At just 23 years old, Kevin Davis, a Croton-on-Hudson village trustee, is Westchester’s youngest-ever elected official.
Was your childhood particularly influenced by politics? My dad is chair of Croton’s zoning board, and my mom was on the school board. My grandfather was on the recreation commission during the fifties and sixties. Politics was discussed, but I was never really interested. I became politically active on the John Hall campaign when he ran for Congress in 2006.
How did you decide to run for a position on the Croton-on-Hudson board? I was always a supporter of the Democratic Party locally. Typically, if you want to run, you go to the party and get their support. The thing I did was to announce my candidacy publicly. I had gone to the party but was told that I was too young.
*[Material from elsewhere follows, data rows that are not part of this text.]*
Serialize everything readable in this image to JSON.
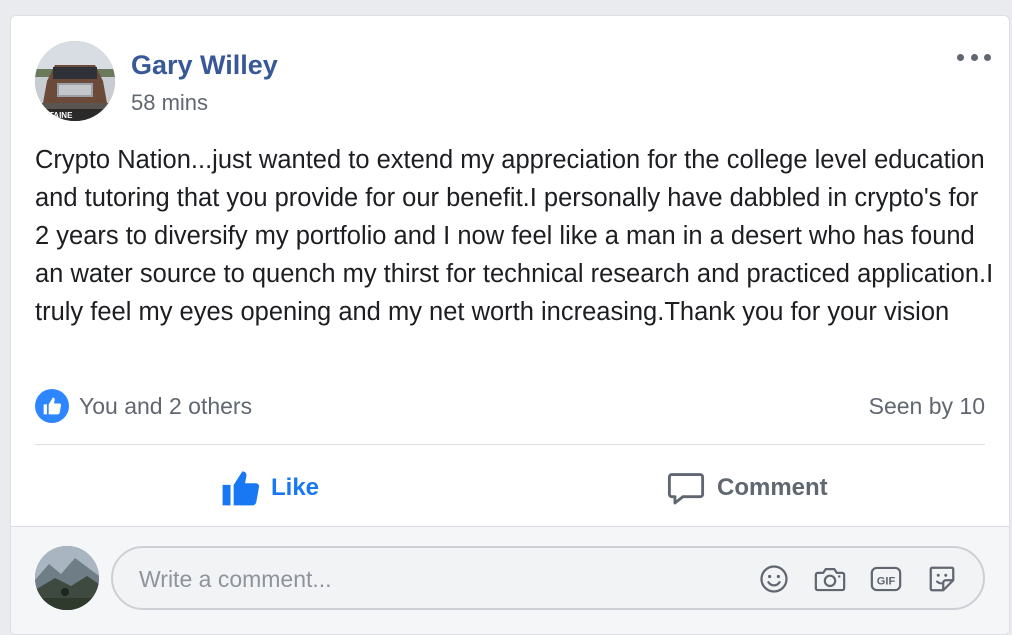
{
  "post": {
    "author": "Gary Willey",
    "time": "58 mins",
    "avatar_caption": "ONTAINE",
    "text": "Crypto Nation...just wanted to extend my appreciation for the college level education and tutoring that you provide for our benefit.I personally have dabbled in crypto's for 2 years to diversify my portfolio and I now feel like a man in a desert who has found an water source to quench my thirst for technical research and practiced application.I truly feel my eyes opening and my net worth increasing.Thank you for your vision"
  },
  "reactions": {
    "likes_text": "You and 2 others",
    "seen_text": "Seen by 10",
    "icon": "like-thumb-icon"
  },
  "actions": {
    "like_label": "Like",
    "comment_label": "Comment"
  },
  "composer": {
    "placeholder": "Write a comment...",
    "value": "",
    "icons": [
      "emoji-icon",
      "camera-icon",
      "gif-icon",
      "sticker-icon"
    ]
  },
  "colors": {
    "accent": "#1877f2",
    "author_link": "#385898",
    "secondary_text": "#606770",
    "body_text": "#1c1e21",
    "like_badge": "#2d86ff"
  }
}
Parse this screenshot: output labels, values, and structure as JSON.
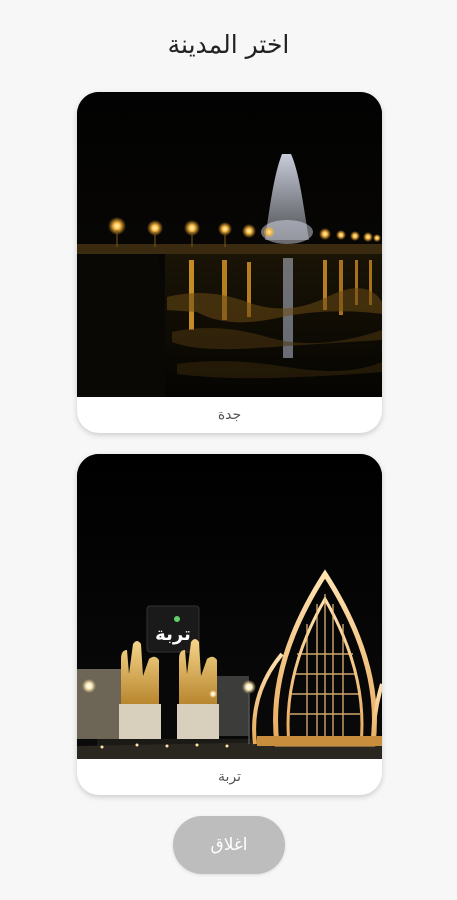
{
  "header": {
    "title": "اختر المدينة"
  },
  "cities": [
    {
      "name": "جدة",
      "image": "jeddah-fountain-night-photo"
    },
    {
      "name": "تربة",
      "image": "turabah-monument-night-photo"
    }
  ],
  "photo_signs": {
    "turabah_sign": "تربة"
  },
  "footer": {
    "close_label": "اغلاق"
  },
  "colors": {
    "background": "#f7f7f7",
    "card": "#ffffff",
    "button": "#bdbdbd",
    "button_text": "#ffffff"
  }
}
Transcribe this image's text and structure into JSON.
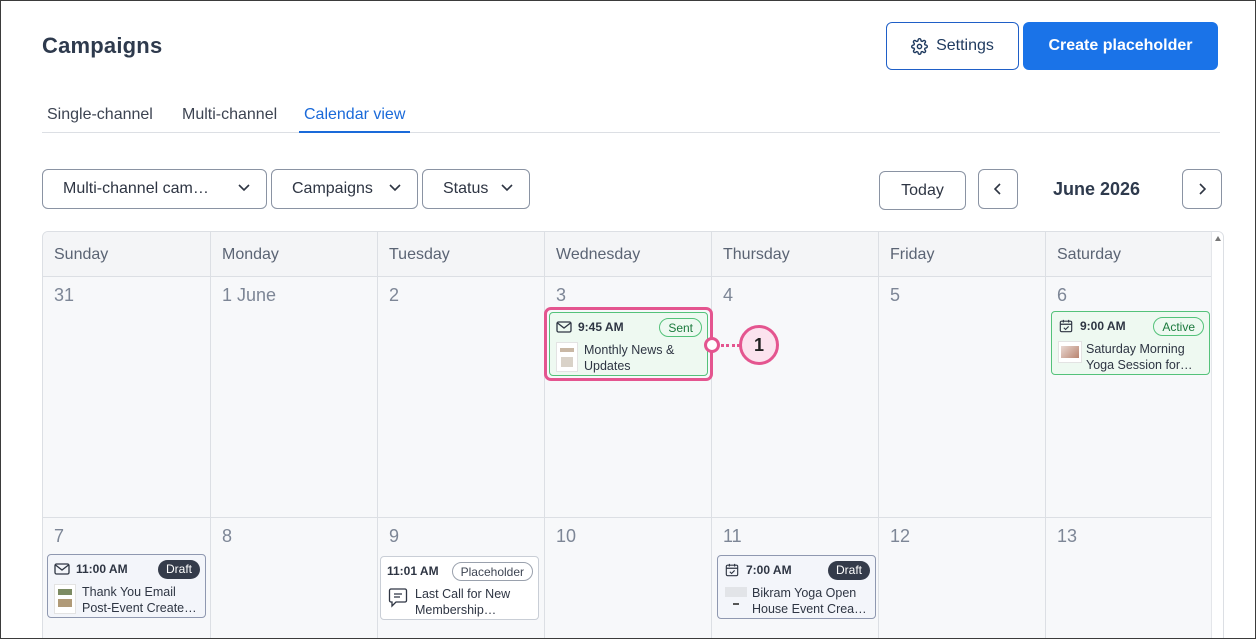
{
  "header": {
    "title": "Campaigns",
    "settings_label": "Settings",
    "create_label": "Create placeholder"
  },
  "tabs": [
    {
      "label": "Single-channel",
      "active": false
    },
    {
      "label": "Multi-channel",
      "active": false
    },
    {
      "label": "Calendar view",
      "active": true
    }
  ],
  "filters": {
    "channel": "Multi-channel cam…",
    "type": "Campaigns",
    "status": "Status"
  },
  "nav": {
    "today_label": "Today",
    "month": "June 2026"
  },
  "weekdays": [
    "Sunday",
    "Monday",
    "Tuesday",
    "Wednesday",
    "Thursday",
    "Friday",
    "Saturday"
  ],
  "weeks": [
    [
      "31",
      "1 June",
      "2",
      "3",
      "4",
      "5",
      "6"
    ],
    [
      "7",
      "8",
      "9",
      "10",
      "11",
      "12",
      "13"
    ]
  ],
  "events": {
    "e1": {
      "time": "9:45 AM",
      "badge": "Sent",
      "line1": "Monthly News &",
      "line2": "Updates",
      "icon": "envelope-icon"
    },
    "e2": {
      "time": "9:00 AM",
      "badge": "Active",
      "line1": "Saturday Morning",
      "line2": "Yoga Session for…",
      "icon": "calendar-check-icon"
    },
    "e3": {
      "time": "11:00 AM",
      "badge": "Draft",
      "line1": "Thank You Email",
      "line2": "Post-Event Created…",
      "icon": "envelope-icon"
    },
    "e4": {
      "time": "11:01 AM",
      "badge": "Placeholder",
      "line1": "Last Call for New",
      "line2": "Membership…",
      "icon": "message-icon"
    },
    "e5": {
      "time": "7:00 AM",
      "badge": "Draft",
      "line1": "Bikram Yoga Open",
      "line2": "House Event Creat…",
      "icon": "calendar-check-icon"
    }
  },
  "callout": {
    "number": "1"
  },
  "colors": {
    "accent": "#1a73e8",
    "sent_green": "#54c27a",
    "draft_dark": "#343b4a",
    "callout_pink": "#e4558f"
  }
}
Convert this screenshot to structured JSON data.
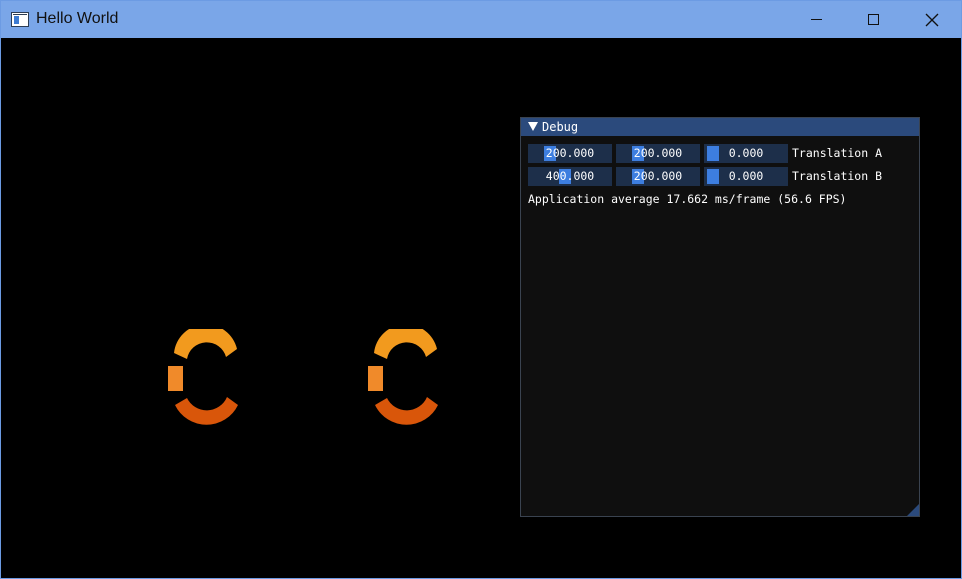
{
  "window": {
    "title": "Hello World",
    "icon": "window-app-icon",
    "controls": [
      "minimize-icon",
      "maximize-icon",
      "close-icon"
    ],
    "close_glyph": "✕"
  },
  "viewport": {
    "background": "#000000",
    "logo_colors": {
      "top": "#f29a1e",
      "left": "#f08a2a",
      "bottom": "#d9560a"
    }
  },
  "debug": {
    "title": "Debug",
    "title_bar_color": "#2b4a7c",
    "translation_a": {
      "label": "Translation A",
      "values": [
        "200.000",
        "200.000",
        "0.000"
      ]
    },
    "translation_b": {
      "label": "Translation B",
      "values": [
        "400.000",
        "200.000",
        "0.000"
      ]
    },
    "fps_text": "Application average 17.662 ms/frame (56.6 FPS)"
  }
}
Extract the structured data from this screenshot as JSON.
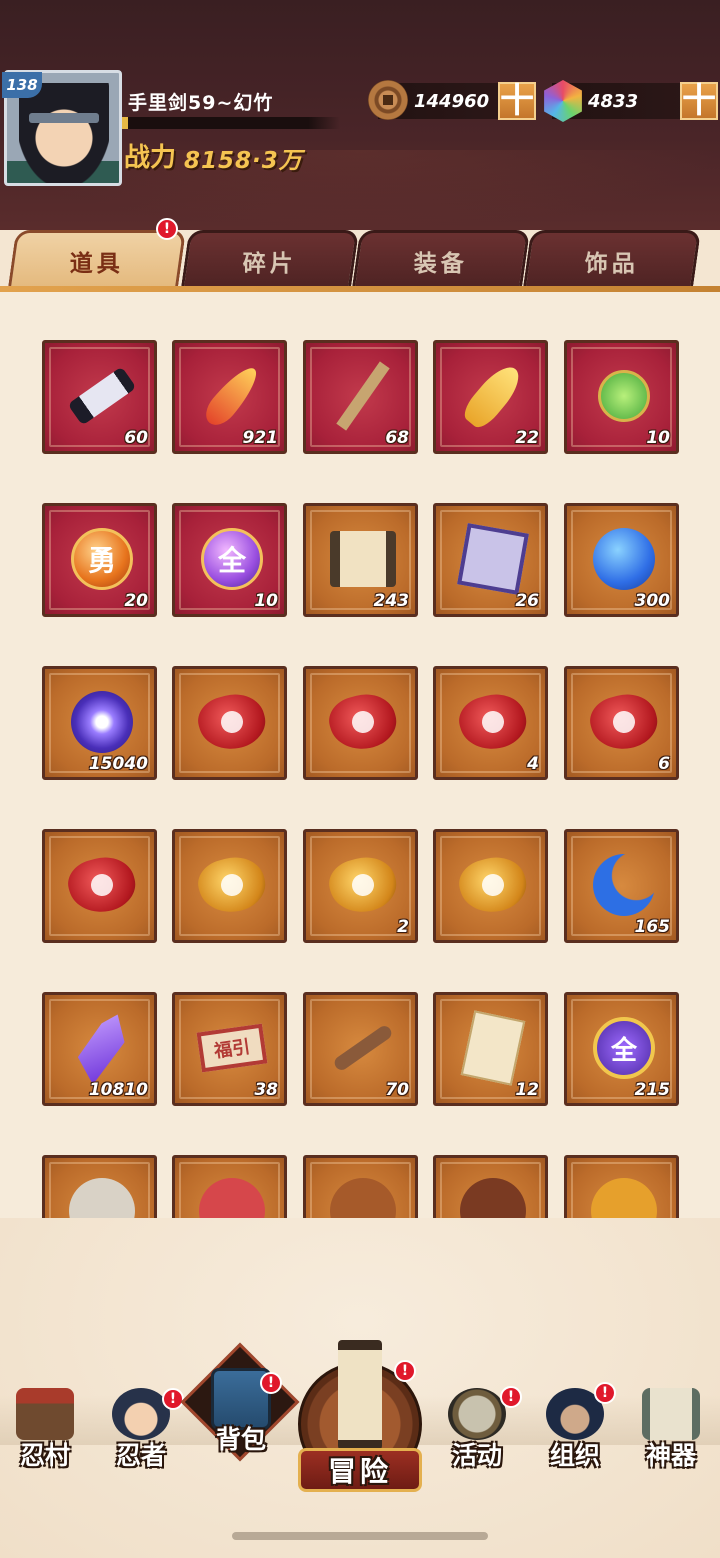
{
  "player": {
    "level": "138",
    "name": "手里剑59~幻竹",
    "power_label": "战力",
    "power_value": "8158·3万"
  },
  "currency": {
    "coins": "144960",
    "gems": "4833",
    "add_label": "十"
  },
  "tabs": [
    {
      "label": "道具",
      "active": true,
      "alert": "!"
    },
    {
      "label": "碎片",
      "active": false
    },
    {
      "label": "装备",
      "active": false
    },
    {
      "label": "饰品",
      "active": false
    }
  ],
  "items": [
    {
      "icon": "scroll-icon",
      "count": "60",
      "bg": "red"
    },
    {
      "icon": "phoenix-feather-icon",
      "count": "921",
      "bg": "red"
    },
    {
      "icon": "wooden-stick-icon",
      "count": "68",
      "bg": "red"
    },
    {
      "icon": "golden-fan-icon",
      "count": "22",
      "bg": "red"
    },
    {
      "icon": "jade-pendant-icon",
      "count": "10",
      "bg": "red"
    },
    {
      "icon": "courage-orb-icon",
      "glyph": "勇",
      "count": "20",
      "bg": "red"
    },
    {
      "icon": "all-orb-icon",
      "glyph": "全",
      "count": "10",
      "bg": "red"
    },
    {
      "icon": "map-scroll-icon",
      "count": "243",
      "bg": "gold"
    },
    {
      "icon": "cloth-seal-icon",
      "count": "26",
      "bg": "gold"
    },
    {
      "icon": "blue-orb-icon",
      "count": "300",
      "bg": "gold"
    },
    {
      "icon": "chakra-orb-icon",
      "count": "15040",
      "bg": "gold"
    },
    {
      "icon": "red-stone-fire-icon",
      "count": "",
      "bg": "gold"
    },
    {
      "icon": "red-stone-figure-icon",
      "count": "",
      "bg": "gold"
    },
    {
      "icon": "red-stone-fist-icon",
      "count": "4",
      "bg": "gold"
    },
    {
      "icon": "red-stone-target-icon",
      "count": "6",
      "bg": "gold"
    },
    {
      "icon": "red-stone-eye-icon",
      "count": "",
      "bg": "gold"
    },
    {
      "icon": "gold-stone-hand-icon",
      "count": "",
      "bg": "gold"
    },
    {
      "icon": "gold-stone-flame-icon",
      "count": "2",
      "bg": "gold"
    },
    {
      "icon": "gold-stone-wind-icon",
      "count": "",
      "bg": "gold"
    },
    {
      "icon": "blue-moon-icon",
      "count": "165",
      "bg": "gold"
    },
    {
      "icon": "purple-crystal-icon",
      "count": "10810",
      "bg": "gold"
    },
    {
      "icon": "fortune-banner-icon",
      "glyph": "福引",
      "count": "38",
      "bg": "gold"
    },
    {
      "icon": "key-icon",
      "count": "70",
      "bg": "gold"
    },
    {
      "icon": "paper-talisman-icon",
      "count": "12",
      "bg": "gold"
    },
    {
      "icon": "all-badge-icon",
      "glyph": "全",
      "count": "215",
      "bg": "gold"
    },
    {
      "icon": "shuriken-icon",
      "count": "",
      "bg": "gold"
    },
    {
      "icon": "red-fan-icon",
      "count": "",
      "bg": "gold"
    },
    {
      "icon": "rope-icon",
      "count": "",
      "bg": "gold"
    },
    {
      "icon": "gourd-icon",
      "count": "",
      "bg": "gold"
    },
    {
      "icon": "jar-icon",
      "count": "",
      "bg": "gold"
    }
  ],
  "nav": {
    "village": "忍村",
    "ninja": "忍者",
    "bag": "背包",
    "adventure": "冒险",
    "event": "活动",
    "org": "组织",
    "artifact": "神器",
    "alert": "!"
  },
  "colors": {
    "header_bg": "#3a1f22",
    "active_tab": "#e4b97d",
    "item_red": "#a8213a",
    "item_gold": "#bb6b2a",
    "alert": "#e0182b"
  }
}
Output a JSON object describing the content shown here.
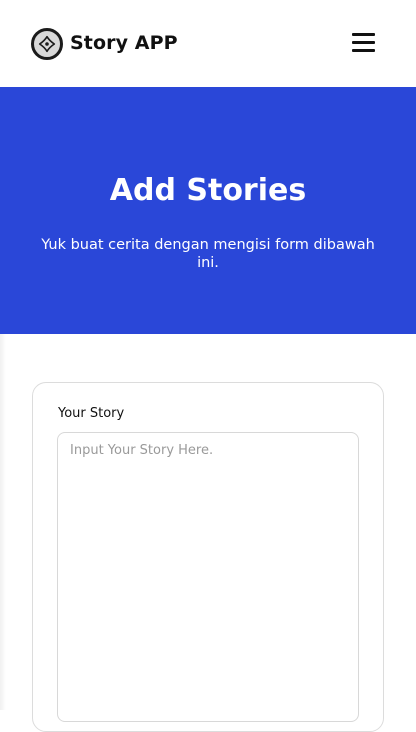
{
  "header": {
    "brand": "Story APP",
    "logo_icon": "sparkle-logo-icon",
    "menu_icon": "hamburger-menu-icon"
  },
  "hero": {
    "title": "Add Stories",
    "subtitle": "Yuk buat cerita dengan mengisi form dibawah ini.",
    "background": "#2a47d8"
  },
  "form": {
    "story_label": "Your Story",
    "story_placeholder": "Input Your Story Here.",
    "story_value": ""
  }
}
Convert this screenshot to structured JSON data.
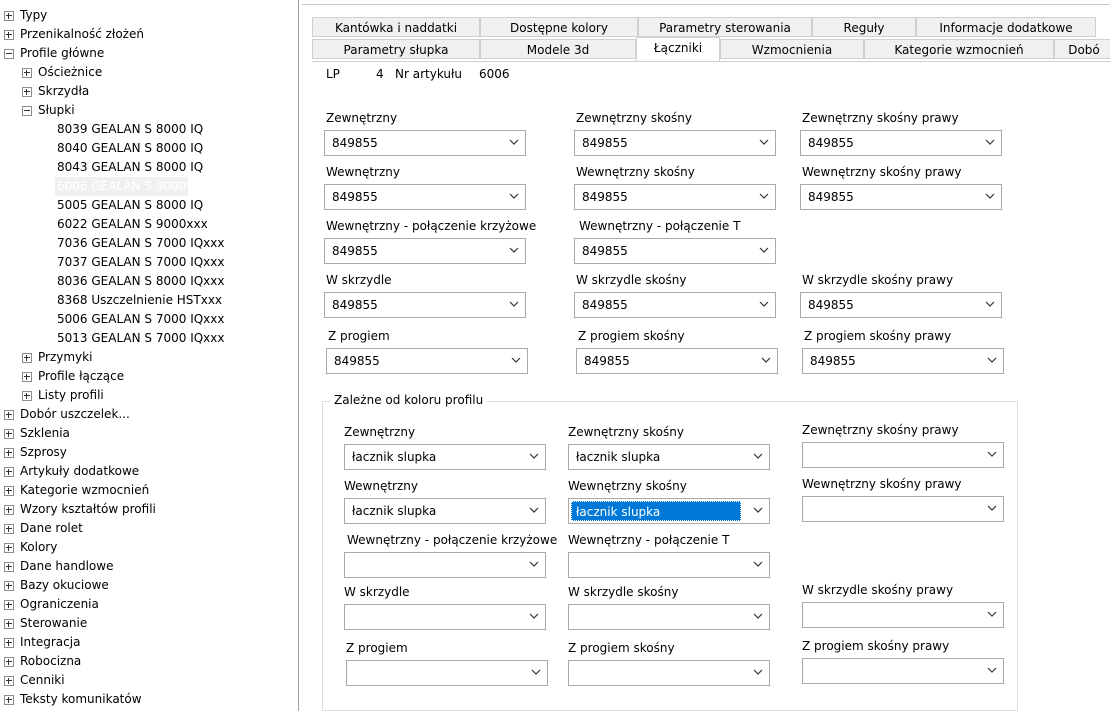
{
  "tree": {
    "items": [
      {
        "label": "Typy",
        "level": 0,
        "expander": "plus"
      },
      {
        "label": "Przenikalność złożeń",
        "level": 0,
        "expander": "plus"
      },
      {
        "label": "Profile główne",
        "level": 0,
        "expander": "minus"
      },
      {
        "label": "Ościeżnice",
        "level": 1,
        "expander": "plus"
      },
      {
        "label": "Skrzydła",
        "level": 1,
        "expander": "plus"
      },
      {
        "label": "Słupki",
        "level": 1,
        "expander": "minus"
      },
      {
        "label": "8039 GEALAN S 8000 IQ",
        "level": 2,
        "expander": "none"
      },
      {
        "label": "8040 GEALAN S 8000 IQ",
        "level": 2,
        "expander": "none"
      },
      {
        "label": "8043 GEALAN S 8000 IQ",
        "level": 2,
        "expander": "none"
      },
      {
        "label": "6006 GEALAN S 9000",
        "level": 2,
        "expander": "none",
        "selected": true
      },
      {
        "label": "5005 GEALAN S 8000 IQ",
        "level": 2,
        "expander": "none"
      },
      {
        "label": "6022 GEALAN S 9000xxx",
        "level": 2,
        "expander": "none"
      },
      {
        "label": "7036 GEALAN S 7000 IQxxx",
        "level": 2,
        "expander": "none"
      },
      {
        "label": "7037 GEALAN S 7000 IQxxx",
        "level": 2,
        "expander": "none"
      },
      {
        "label": "8036 GEALAN S 8000 IQxxx",
        "level": 2,
        "expander": "none"
      },
      {
        "label": "8368 Uszczelnienie HSTxxx",
        "level": 2,
        "expander": "none"
      },
      {
        "label": "5006 GEALAN S 7000 IQxxx",
        "level": 2,
        "expander": "none"
      },
      {
        "label": "5013 GEALAN S 7000 IQxxx",
        "level": 2,
        "expander": "none"
      },
      {
        "label": "Przymyki",
        "level": 1,
        "expander": "plus"
      },
      {
        "label": "Profile łączące",
        "level": 1,
        "expander": "plus"
      },
      {
        "label": "Listy profili",
        "level": 1,
        "expander": "plus"
      },
      {
        "label": "Dobór uszczelek...",
        "level": 0,
        "expander": "plus"
      },
      {
        "label": "Szklenia",
        "level": 0,
        "expander": "plus"
      },
      {
        "label": "Szprosy",
        "level": 0,
        "expander": "plus"
      },
      {
        "label": "Artykuły dodatkowe",
        "level": 0,
        "expander": "plus"
      },
      {
        "label": "Kategorie wzmocnień",
        "level": 0,
        "expander": "plus"
      },
      {
        "label": "Wzory kształtów profili",
        "level": 0,
        "expander": "plus"
      },
      {
        "label": "Dane rolet",
        "level": 0,
        "expander": "plus"
      },
      {
        "label": "Kolory",
        "level": 0,
        "expander": "plus"
      },
      {
        "label": "Dane handlowe",
        "level": 0,
        "expander": "plus"
      },
      {
        "label": "Bazy okuciowe",
        "level": 0,
        "expander": "plus"
      },
      {
        "label": "Ograniczenia",
        "level": 0,
        "expander": "plus"
      },
      {
        "label": "Sterowanie",
        "level": 0,
        "expander": "plus"
      },
      {
        "label": "Integracja",
        "level": 0,
        "expander": "plus"
      },
      {
        "label": "Robocizna",
        "level": 0,
        "expander": "plus"
      },
      {
        "label": "Cenniki",
        "level": 0,
        "expander": "plus"
      },
      {
        "label": "Teksty komunikatów",
        "level": 0,
        "expander": "plus"
      }
    ]
  },
  "tabs": {
    "row1": [
      "Kantówka i naddatki",
      "Dostępne kolory",
      "Parametry sterowania",
      "Reguły",
      "Informacje dodatkowe"
    ],
    "row2": [
      "Parametry słupka",
      "Modele 3d",
      "Łączniki",
      "Wzmocnienia",
      "Kategorie wzmocnień",
      "Dobó"
    ],
    "active": "Łączniki"
  },
  "header": {
    "lp_label": "LP",
    "lp_value": "4",
    "art_label": "Nr artykułu",
    "art_value": "6006"
  },
  "main_fields": [
    {
      "label": "Zewnętrzny",
      "value": "849855"
    },
    {
      "label": "Zewnętrzny skośny",
      "value": "849855"
    },
    {
      "label": "Zewnętrzny skośny prawy",
      "value": "849855"
    },
    {
      "label": "Wewnętrzny",
      "value": "849855"
    },
    {
      "label": "Wewnętrzny skośny",
      "value": "849855"
    },
    {
      "label": "Wewnętrzny skośny prawy",
      "value": "849855"
    },
    {
      "label": "Wewnętrzny - połączenie krzyżowe",
      "value": "849855"
    },
    {
      "label": "Wewnętrzny - połączenie T",
      "value": "849855"
    },
    {
      "label": "W skrzydle",
      "value": "849855"
    },
    {
      "label": "W skrzydle skośny",
      "value": "849855"
    },
    {
      "label": "W skrzydle skośny prawy",
      "value": "849855"
    },
    {
      "label": "Z progiem",
      "value": "849855"
    },
    {
      "label": "Z progiem skośny",
      "value": "849855"
    },
    {
      "label": "Z progiem skośny prawy",
      "value": "849855"
    }
  ],
  "color_group": {
    "title": "Zależne od koloru profilu",
    "fields": [
      {
        "label": "Zewnętrzny",
        "value": "łacznik slupka"
      },
      {
        "label": "Zewnętrzny skośny",
        "value": "łacznik slupka"
      },
      {
        "label": "Zewnętrzny skośny prawy",
        "value": ""
      },
      {
        "label": "Wewnętrzny",
        "value": "łacznik slupka"
      },
      {
        "label": "Wewnętrzny skośny",
        "value": "łacznik slupka",
        "highlighted": true
      },
      {
        "label": "Wewnętrzny skośny prawy",
        "value": ""
      },
      {
        "label": "Wewnętrzny - połączenie krzyżowe",
        "value": ""
      },
      {
        "label": "Wewnętrzny - połączenie T",
        "value": ""
      },
      {
        "label": "W skrzydle",
        "value": ""
      },
      {
        "label": "W skrzydle skośny",
        "value": ""
      },
      {
        "label": "W skrzydle skośny prawy",
        "value": ""
      },
      {
        "label": "Z progiem",
        "value": ""
      },
      {
        "label": "Z progiem skośny",
        "value": ""
      },
      {
        "label": "Z progiem skośny prawy",
        "value": ""
      }
    ]
  },
  "colors": {
    "selection": "#0078d7",
    "tab_bg": "#f0f0f0"
  },
  "icons": {
    "expander_plus": "plus-box-icon",
    "expander_minus": "minus-box-icon",
    "dropdown": "chevron-down-icon"
  }
}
What did your campaign involve? My competition in the primary was a longtime village trustee, Ann Gallelli, who had been active in village affairs since before I was born. I spent the whole summer knocking on doors. A lot of volunteers were personal friends. I asked everyone who supported me to write a letter to The Gazette [a local weekly], so I flooded the newspaper. The voter turnout was 35 percent. I couldn’t find any primary in the state where the turnout was that high.
As a candidate, what platform issues did you run on? The campaign was not really about policy. [Ann and I] agreed on a lot. Publicly, from her side it was, ‘We like Kevin Davis, but we don’t think he’s ready to be a trustee.’ On my side, it was, ‘I’m the candidate with the energy and the only independent voice.’
But Gallelli is still a trustee now, correct? While I outpolled Ann Gallelli in both the primary and the general elections, the top two finishers in each election were the ones that got elected. Once I won the primary, Ann Gallelli and I were the only two candidates whose names appeared on the ballot for the general election, so we were both elected.
What’s your most amusing campaign story? The typical story involves knocking on a door. I wouldn’t recognize the person, but they’d say, ‘Oh, Kevin! I knew you when you were this big…’ and put their hand to the height of their knee.
What does a village trustee do? A trustee is like a city councilman. I’m involved with setting the $17-million budget, zoning, trash pickup, and the water system. The position is part-time. I get three grand and the use of an iPad.
Since this is only part-time, what else are you doing? I am a senior studying political science at Hunter College. I graduate in the fall.